Legal and Professional Standards
In my capacity as a professional in the field, I’m well-acquainted with the stringent regulatory landscape governing the diagnosis and treatment of autism spectrum disorder (ASD). In the United States, the diagnosis and treatment of ASD are subject to specific legal and professional standards that certified behavior analysts must follow meticulously.
Certification and Licensure Requirements
To practice as a Board Certified Behavior Analyst (BCBA), I must hold certification from the Behavior Analyst Certification Board (BACB). This certification signifies that I have met rigorous academic and practical training standards. Licensure, distinct from certification, is regulated at the state level and requires me to adhere to state-specific legal mandates, which may include additional qualifications. As a BCBA, diagnosing autism falls outside my purview; my role centers around assessment and treatment planning post-diagnosis, typically carried out by a licensed psychologist or psychiatrist.
Adhering to Guidelines and Continuing Education
Maintaining my certification necessitates ongoing professional development. I’m required to earn a specified number of Continuing Education Units (CEUs) within a set timeframe to ensure that my practice is aligned with the latest empirical research and ethical standards. My commitment to continuous learning is not just a requirement but a professional duty to ensure the highest quality of care for individuals with ASD.
Advances and Future Directions in Autism Treatment
In the realm of autism treatment, substantial progress has been made in developing effective interventions, yet the journey of discovery and betterment continues. My aim here will be to clearly outline the key advancements and look ahead to the transformative potential that research and an evolving understanding of neurodiversity bring to the table.

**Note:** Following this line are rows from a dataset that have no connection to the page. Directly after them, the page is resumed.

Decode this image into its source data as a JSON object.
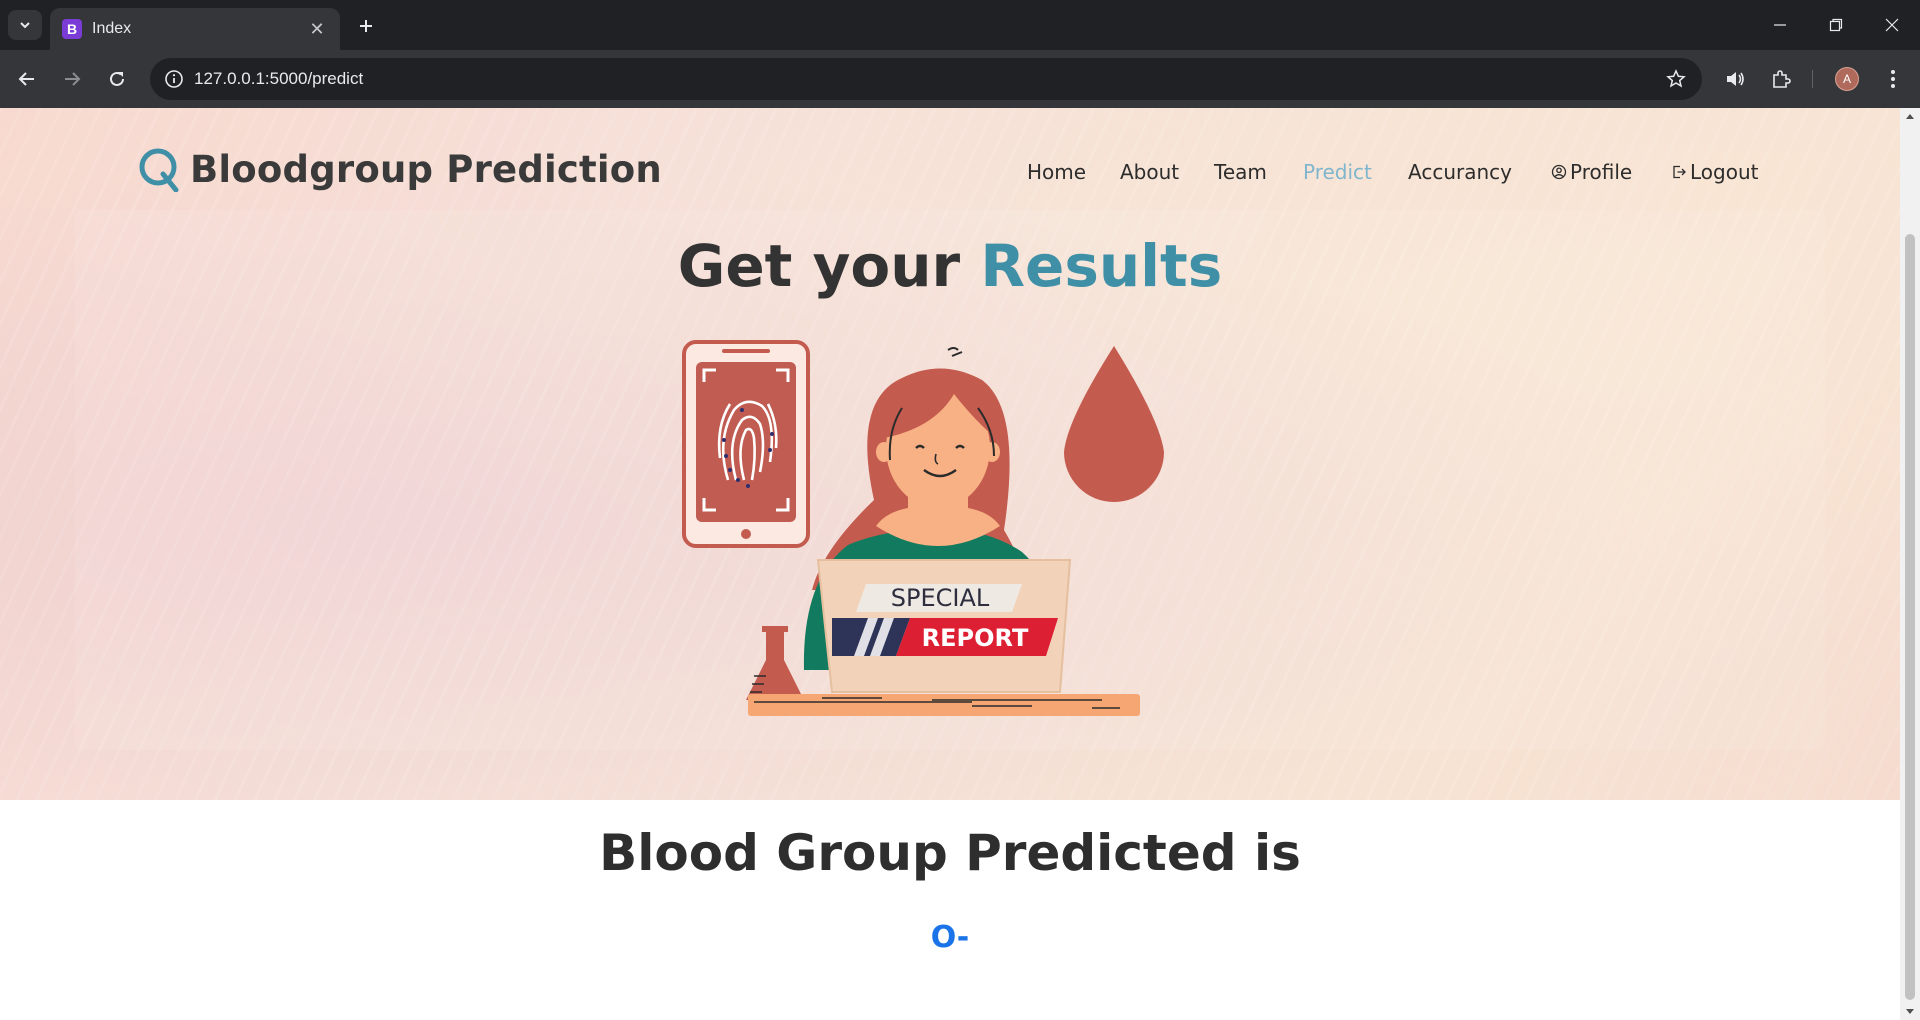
{
  "browser": {
    "tab_title": "Index",
    "tab_favicon_letter": "B",
    "url": "127.0.0.1:5000/predict",
    "avatar_letter": "A",
    "favicon_color": "#7a3bd6"
  },
  "site": {
    "brand_name": "Bloodgroup Prediction",
    "nav": {
      "home": "Home",
      "about": "About",
      "team": "Team",
      "predict": "Predict",
      "accuracy": "Accurancy",
      "profile": "Profile",
      "logout": "Logout"
    },
    "active_nav": "predict",
    "accent_color": "#3f8fa6",
    "active_nav_color": "#7fb6cd"
  },
  "hero": {
    "title_plain": "Get your ",
    "title_accent": "Results",
    "illustration": {
      "banner_top": "SPECIAL",
      "banner_bottom": "REPORT"
    }
  },
  "result": {
    "heading": "Blood Group Predicted is",
    "value": "O-",
    "value_color": "#1a73e8"
  }
}
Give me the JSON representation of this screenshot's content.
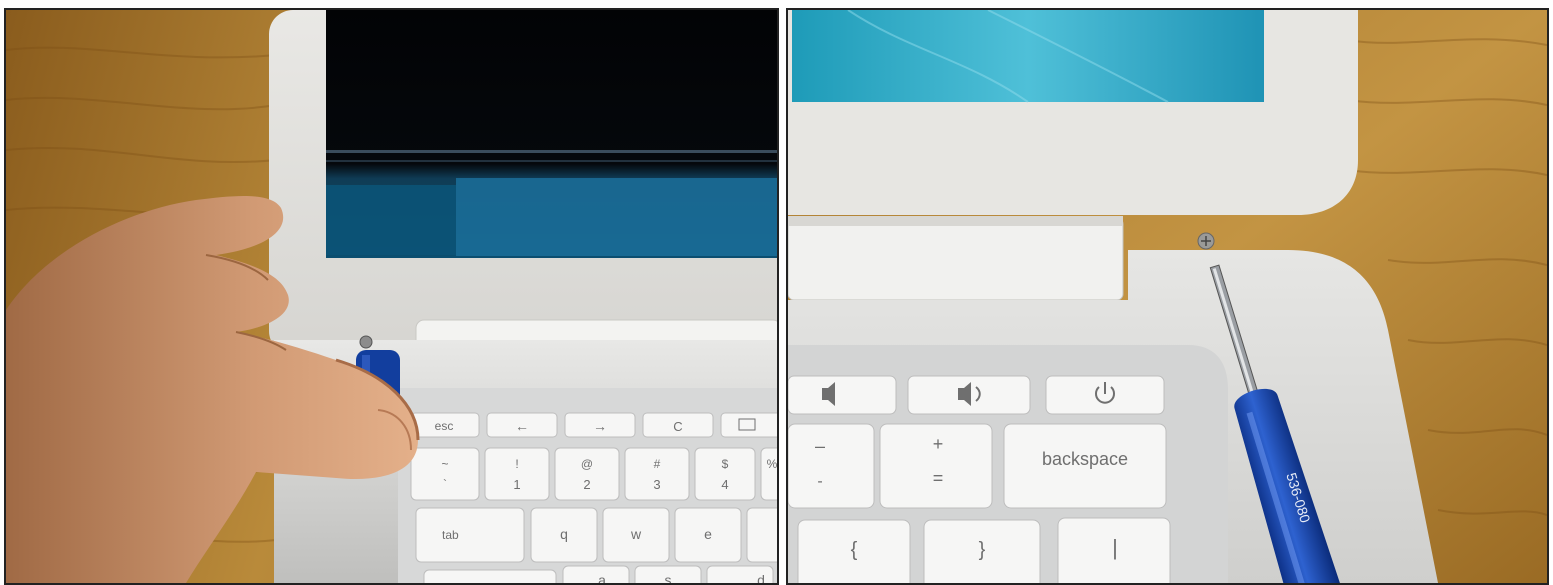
{
  "photos": [
    {
      "keys": {
        "esc": "esc",
        "back": "←",
        "forward": "→",
        "refresh": "C",
        "excl": "!",
        "one": "1",
        "at": "@",
        "two": "2",
        "hash": "#",
        "three": "3",
        "dollar": "$",
        "four": "4",
        "pct": "%",
        "tilde": "~",
        "backtick": "`",
        "tab": "tab",
        "q": "q",
        "w": "w",
        "e": "e",
        "a": "a",
        "s": "s",
        "d": "d"
      }
    },
    {
      "keys": {
        "minus": "–",
        "underscore": "-",
        "plus": "+",
        "equals": "=",
        "backspace": "backspace",
        "lbrace": "{",
        "rbrace": "}",
        "pipe": "|"
      },
      "screwdriver_text": "536-080"
    }
  ],
  "colors": {
    "wood": "#b98a3a",
    "laptop_white": "#e7e6e2",
    "screen_black": "#05080c",
    "screen_teal": "#2aa7c6",
    "screwdriver_blue": "#123e9e"
  }
}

Research and Development in ABA
Progress in Applied Behavior Analysis (ABA): Research has consistently fueled advancements in the techniques used within ABA. These enhancements strive for more refined and personalized approaches, leveraging data-driven methodologies for individualized treatment plans. For instance, the use of behavioral intervention has progressed in both breadth and depth, tailoring strategies to the unique needs of those with autism.
Future Directions: Moving forward, there is a pressing need to integrate new technologies and evidence-based practices into ABA. I anticipate this integration will lead to more dynamic and flexible intervention models, aimed at effectively supporting neurodiverse individuals across different environments and stages of development.
Growing Understanding of Neurodiversity
Shifts in Perception: The concept of neurodiversity has gained significant traction within society, altering the perspective from which autism is viewed and treated. This shift acknowledges the varied spectrum of cognitive differences as part of the natural variation in human brains.
Embracing Neurodiverse Individuals: As understanding grows, so does the consideration of how treatments align with the values of the neurodiverse community. It is essential for future research to involve neurodiverse voices in shaping interventions that do not aim to ‘cure’ but rather to enhance the quality of life and the ability to navigate a world not built with their needs in mind.
I expect future advancements in autism treatment to emerge from a synergy between ever-improving ABA methodologies and a deeper respect for neurodiversity. This approach will forge pathways toward interventions that are not only effective but also supportive of the full range of human diversity.